= EXERCISE BRIEF =
All of the entries must be output exactly as they are.

= INPUT FOR THIS TASK =
BEGIN

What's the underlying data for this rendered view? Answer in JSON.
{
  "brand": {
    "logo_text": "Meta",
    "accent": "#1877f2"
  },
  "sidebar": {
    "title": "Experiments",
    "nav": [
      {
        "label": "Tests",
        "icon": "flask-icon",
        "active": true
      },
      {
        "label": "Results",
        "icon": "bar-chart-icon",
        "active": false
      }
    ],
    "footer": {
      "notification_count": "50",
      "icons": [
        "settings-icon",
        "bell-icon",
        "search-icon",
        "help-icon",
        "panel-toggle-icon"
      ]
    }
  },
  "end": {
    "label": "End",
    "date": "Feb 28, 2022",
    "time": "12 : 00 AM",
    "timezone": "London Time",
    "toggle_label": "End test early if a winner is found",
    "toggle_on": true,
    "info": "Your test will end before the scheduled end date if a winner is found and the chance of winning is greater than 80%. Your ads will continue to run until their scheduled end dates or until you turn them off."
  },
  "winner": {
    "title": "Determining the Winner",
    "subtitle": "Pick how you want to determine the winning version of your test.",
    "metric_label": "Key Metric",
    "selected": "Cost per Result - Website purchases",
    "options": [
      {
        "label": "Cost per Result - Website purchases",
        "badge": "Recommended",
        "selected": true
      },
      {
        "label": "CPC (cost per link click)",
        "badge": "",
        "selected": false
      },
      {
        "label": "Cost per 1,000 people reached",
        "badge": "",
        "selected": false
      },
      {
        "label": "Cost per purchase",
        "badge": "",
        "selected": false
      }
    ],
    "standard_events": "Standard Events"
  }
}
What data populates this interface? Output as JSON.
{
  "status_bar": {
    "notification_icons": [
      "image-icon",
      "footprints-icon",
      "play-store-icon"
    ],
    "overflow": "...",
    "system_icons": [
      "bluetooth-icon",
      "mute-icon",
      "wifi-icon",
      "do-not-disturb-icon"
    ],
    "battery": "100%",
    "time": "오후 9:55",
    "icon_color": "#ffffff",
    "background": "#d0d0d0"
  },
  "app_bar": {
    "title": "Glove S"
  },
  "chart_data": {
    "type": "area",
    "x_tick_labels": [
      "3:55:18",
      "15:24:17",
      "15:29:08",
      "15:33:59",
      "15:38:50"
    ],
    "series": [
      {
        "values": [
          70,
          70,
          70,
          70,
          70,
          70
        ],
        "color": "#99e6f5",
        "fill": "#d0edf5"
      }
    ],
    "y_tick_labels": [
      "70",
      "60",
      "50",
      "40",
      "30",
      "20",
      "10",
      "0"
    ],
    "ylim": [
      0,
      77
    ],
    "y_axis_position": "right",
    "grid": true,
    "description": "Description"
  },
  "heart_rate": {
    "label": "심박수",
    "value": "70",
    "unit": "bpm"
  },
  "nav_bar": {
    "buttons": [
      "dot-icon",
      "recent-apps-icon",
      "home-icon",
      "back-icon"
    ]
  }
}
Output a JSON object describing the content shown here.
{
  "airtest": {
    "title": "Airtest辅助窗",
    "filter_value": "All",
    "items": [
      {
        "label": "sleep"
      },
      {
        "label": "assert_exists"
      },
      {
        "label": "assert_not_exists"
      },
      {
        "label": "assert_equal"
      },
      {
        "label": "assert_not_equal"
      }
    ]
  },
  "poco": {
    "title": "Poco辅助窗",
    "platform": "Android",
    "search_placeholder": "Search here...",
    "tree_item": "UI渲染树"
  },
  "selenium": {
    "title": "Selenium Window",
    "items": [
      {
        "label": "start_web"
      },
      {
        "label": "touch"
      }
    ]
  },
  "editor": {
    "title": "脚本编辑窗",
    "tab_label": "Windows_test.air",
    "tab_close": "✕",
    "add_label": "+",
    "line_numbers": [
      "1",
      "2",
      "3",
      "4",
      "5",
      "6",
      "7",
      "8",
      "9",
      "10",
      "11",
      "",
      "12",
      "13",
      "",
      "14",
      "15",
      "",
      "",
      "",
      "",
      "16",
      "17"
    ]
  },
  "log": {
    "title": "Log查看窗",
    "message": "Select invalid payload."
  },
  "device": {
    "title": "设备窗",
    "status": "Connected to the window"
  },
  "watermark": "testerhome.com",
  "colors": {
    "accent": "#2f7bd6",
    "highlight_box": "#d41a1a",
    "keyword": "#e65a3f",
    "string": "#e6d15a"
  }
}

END

= SOLUTION TO THIS TASK =
What's the underlying data for this rendered view? Answer in JSON.
{
  "brand": {
    "logo_text": "Meta",
    "accent": "#1877f2"
  },
  "sidebar": {
    "title": "Experiments",
    "nav": [
      {
        "label": "Tests",
        "icon": "flask-icon",
        "active": true
      },
      {
        "label": "Results",
        "icon": "bar-chart-icon",
        "active": false
      }
    ],
    "footer": {
      "notification_count": "50",
      "icons": [
        "settings-icon",
        "bell-icon",
        "search-icon",
        "help-icon",
        "panel-toggle-icon"
      ]
    }
  },
  "end": {
    "label": "End",
    "date": "Feb 28, 2022",
    "time": "12 : 00 AM",
    "timezone": "London Time",
    "toggle_label": "End test early if a winner is found",
    "toggle_on": true,
    "info": "Your test will end before the scheduled end date if a winner is found and the chance of winning is greater than 80%. Your ads will continue to run until their scheduled end dates or until you turn them off."
  },
  "winner": {
    "title": "Determining the Winner",
    "subtitle": "Pick how you want to determine the winning version of your test.",
    "metric_label": "Key Metric",
    "selected": "Cost per Result - Website purchases",
    "options": [
      {
        "label": "Cost per Result - Website purchases",
        "badge": "Recommended",
        "selected": true
      },
      {
        "label": "CPC (cost per link click)",
        "badge": "",
        "selected": false
      },
      {
        "label": "Cost per 1,000 people reached",
        "badge": "",
        "selected": false
      },
      {
        "label": "Cost per purchase",
        "badge": "",
        "selected": false
      }
    ],
    "standard_events": "Standard Events"
  }
}
What data populates this interface? Output as JSON.
{
  "status_bar": {
    "notification_icons": [
      "image-icon",
      "footprints-icon",
      "play-store-icon"
    ],
    "overflow": "...",
    "system_icons": [
      "bluetooth-icon",
      "mute-icon",
      "wifi-icon",
      "do-not-disturb-icon"
    ],
    "battery": "100%",
    "time": "오후 9:55",
    "icon_color": "#ffffff",
    "background": "#d0d0d0"
  },
  "app_bar": {
    "title": "Glove S"
  },
  "chart_data": {
    "type": "area",
    "x_tick_labels": [
      "3:55:18",
      "15:24:17",
      "15:29:08",
      "15:33:59",
      "15:38:50"
    ],
    "series": [
      {
        "values": [
          70,
          70,
          70,
          70,
          70,
          70
        ],
        "color": "#99e6f5",
        "fill": "#d0edf5"
      }
    ],
    "y_tick_labels": [
      "70",
      "60",
      "50",
      "40",
      "30",
      "20",
      "10",
      "0"
    ],
    "ylim": [
      0,
      77
    ],
    "y_axis_position": "right",
    "grid": true,
    "description": "Description"
  },
  "heart_rate": {
    "label": "심박수",
    "value": "70",
    "unit": "bpm"
  },
  "nav_bar": {
    "buttons": [
      "dot-icon",
      "recent-apps-icon",
      "home-icon",
      "back-icon"
    ]
  }
}
Output a JSON object describing the content shown here.
{
  "airtest": {
    "title": "Airtest辅助窗",
    "filter_value": "All",
    "items": [
      {
        "label": "sleep"
      },
      {
        "label": "assert_exists"
      },
      {
        "label": "assert_not_exists"
      },
      {
        "label": "assert_equal"
      },
      {
        "label": "assert_not_equal"
      }
    ]
  },
  "poco": {
    "title": "Poco辅助窗",
    "platform": "Android",
    "search_placeholder": "Search here...",
    "tree_item": "UI渲染树"
  },
  "selenium": {
    "title": "Selenium Window",
    "items": [
      {
        "label": "start_web"
      },
      {
        "label": "touch"
      }
    ]
  },
  "editor": {
    "title": "脚本编辑窗",
    "tab_label": "Windows_test.air",
    "tab_close": "✕",
    "add_label": "+",
    "line_numbers": [
      "1",
      "2",
      "3",
      "4",
      "5",
      "6",
      "7",
      "8",
      "9",
      "10",
      "11",
      "",
      "12",
      "13",
      "",
      "14",
      "15",
      "",
      "",
      "",
      "",
      "16",
      "17"
    ]
  },
  "log": {
    "title": "Log查看窗",
    "message": "Select invalid payload."
  },
  "device": {
    "title": "设备窗",
    "status": "Connected to the window"
  },
  "watermark": "testerhome.com",
  "colors": {
    "accent": "#2f7bd6",
    "highlight_box": "#d41a1a",
    "keyword": "#e65a3f",
    "string": "#e6d15a"
  }
}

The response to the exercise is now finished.